ASSIGNED TASK:
Every entry that follows is to be duplicated exactly.

(DATASET RECORDS Opens)

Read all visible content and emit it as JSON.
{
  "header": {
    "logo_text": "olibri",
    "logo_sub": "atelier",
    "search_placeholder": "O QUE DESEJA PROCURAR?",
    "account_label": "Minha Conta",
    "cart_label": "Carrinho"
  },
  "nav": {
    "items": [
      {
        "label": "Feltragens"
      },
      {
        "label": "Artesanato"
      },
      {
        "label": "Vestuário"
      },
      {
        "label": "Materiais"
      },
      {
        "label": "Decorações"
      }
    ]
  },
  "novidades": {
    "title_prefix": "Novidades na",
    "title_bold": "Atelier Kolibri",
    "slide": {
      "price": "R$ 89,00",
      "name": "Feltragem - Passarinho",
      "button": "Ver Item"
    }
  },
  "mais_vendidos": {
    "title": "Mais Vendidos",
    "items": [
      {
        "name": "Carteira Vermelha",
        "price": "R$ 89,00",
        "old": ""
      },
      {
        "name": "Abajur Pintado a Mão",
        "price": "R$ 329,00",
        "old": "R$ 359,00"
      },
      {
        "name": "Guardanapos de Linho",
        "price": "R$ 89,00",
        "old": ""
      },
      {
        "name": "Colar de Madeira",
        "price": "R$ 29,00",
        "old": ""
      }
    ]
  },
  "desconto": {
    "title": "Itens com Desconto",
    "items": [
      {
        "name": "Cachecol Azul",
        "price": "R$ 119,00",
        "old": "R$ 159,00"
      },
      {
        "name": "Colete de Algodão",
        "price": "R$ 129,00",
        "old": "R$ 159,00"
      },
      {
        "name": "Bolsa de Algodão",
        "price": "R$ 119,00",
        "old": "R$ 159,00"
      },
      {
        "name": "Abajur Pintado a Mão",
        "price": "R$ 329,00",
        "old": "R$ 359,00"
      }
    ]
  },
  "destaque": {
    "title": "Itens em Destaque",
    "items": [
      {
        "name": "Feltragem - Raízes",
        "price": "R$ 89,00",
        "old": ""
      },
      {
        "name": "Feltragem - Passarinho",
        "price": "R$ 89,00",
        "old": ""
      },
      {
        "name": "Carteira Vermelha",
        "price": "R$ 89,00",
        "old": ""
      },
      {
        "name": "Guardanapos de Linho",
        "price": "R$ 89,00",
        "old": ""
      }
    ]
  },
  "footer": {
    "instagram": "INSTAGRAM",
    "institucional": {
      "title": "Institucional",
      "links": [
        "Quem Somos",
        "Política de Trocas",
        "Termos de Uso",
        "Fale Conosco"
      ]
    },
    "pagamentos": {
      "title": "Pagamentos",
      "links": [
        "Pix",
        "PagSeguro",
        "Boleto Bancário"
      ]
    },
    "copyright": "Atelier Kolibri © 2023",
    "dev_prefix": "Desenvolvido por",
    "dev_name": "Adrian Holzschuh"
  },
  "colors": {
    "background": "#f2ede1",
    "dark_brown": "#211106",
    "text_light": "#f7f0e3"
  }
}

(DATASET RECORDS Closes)

ANSWER TO THIS TASK:
Read all visible content and emit it as JSON.
{
  "header": {
    "logo_text": "olibri",
    "logo_sub": "atelier",
    "search_placeholder": "O QUE DESEJA PROCURAR?",
    "account_label": "Minha Conta",
    "cart_label": "Carrinho"
  },
  "nav": {
    "items": [
      {
        "label": "Feltragens"
      },
      {
        "label": "Artesanato"
      },
      {
        "label": "Vestuário"
      },
      {
        "label": "Materiais"
      },
      {
        "label": "Decorações"
      }
    ]
  },
  "novidades": {
    "title_prefix": "Novidades na",
    "title_bold": "Atelier Kolibri",
    "slide": {
      "price": "R$ 89,00",
      "name": "Feltragem - Passarinho",
      "button": "Ver Item"
    }
  },
  "mais_vendidos": {
    "title": "Mais Vendidos",
    "items": [
      {
        "name": "Carteira Vermelha",
        "price": "R$ 89,00",
        "old": ""
      },
      {
        "name": "Abajur Pintado a Mão",
        "price": "R$ 329,00",
        "old": "R$ 359,00"
      },
      {
        "name": "Guardanapos de Linho",
        "price": "R$ 89,00",
        "old": ""
      },
      {
        "name": "Colar de Madeira",
        "price": "R$ 29,00",
        "old": ""
      }
    ]
  },
  "desconto": {
    "title": "Itens com Desconto",
    "items": [
      {
        "name": "Cachecol Azul",
        "price": "R$ 119,00",
        "old": "R$ 159,00"
      },
      {
        "name": "Colete de Algodão",
        "price": "R$ 129,00",
        "old": "R$ 159,00"
      },
      {
        "name": "Bolsa de Algodão",
        "price": "R$ 119,00",
        "old": "R$ 159,00"
      },
      {
        "name": "Abajur Pintado a Mão",
        "price": "R$ 329,00",
        "old": "R$ 359,00"
      }
    ]
  },
  "destaque": {
    "title": "Itens em Destaque",
    "items": [
      {
        "name": "Feltragem - Raízes",
        "price": "R$ 89,00",
        "old": ""
      },
      {
        "name": "Feltragem - Passarinho",
        "price": "R$ 89,00",
        "old": ""
      },
      {
        "name": "Carteira Vermelha",
        "price": "R$ 89,00",
        "old": ""
      },
      {
        "name": "Guardanapos de Linho",
        "price": "R$ 89,00",
        "old": ""
      }
    ]
  },
  "footer": {
    "instagram": "INSTAGRAM",
    "institucional": {
      "title": "Institucional",
      "links": [
        "Quem Somos",
        "Política de Trocas",
        "Termos de Uso",
        "Fale Conosco"
      ]
    },
    "pagamentos": {
      "title": "Pagamentos",
      "links": [
        "Pix",
        "PagSeguro",
        "Boleto Bancário"
      ]
    },
    "copyright": "Atelier Kolibri © 2023",
    "dev_prefix": "Desenvolvido por",
    "dev_name": "Adrian Holzschuh"
  },
  "colors": {
    "background": "#f2ede1",
    "dark_brown": "#211106",
    "text_light": "#f7f0e3"
  }
}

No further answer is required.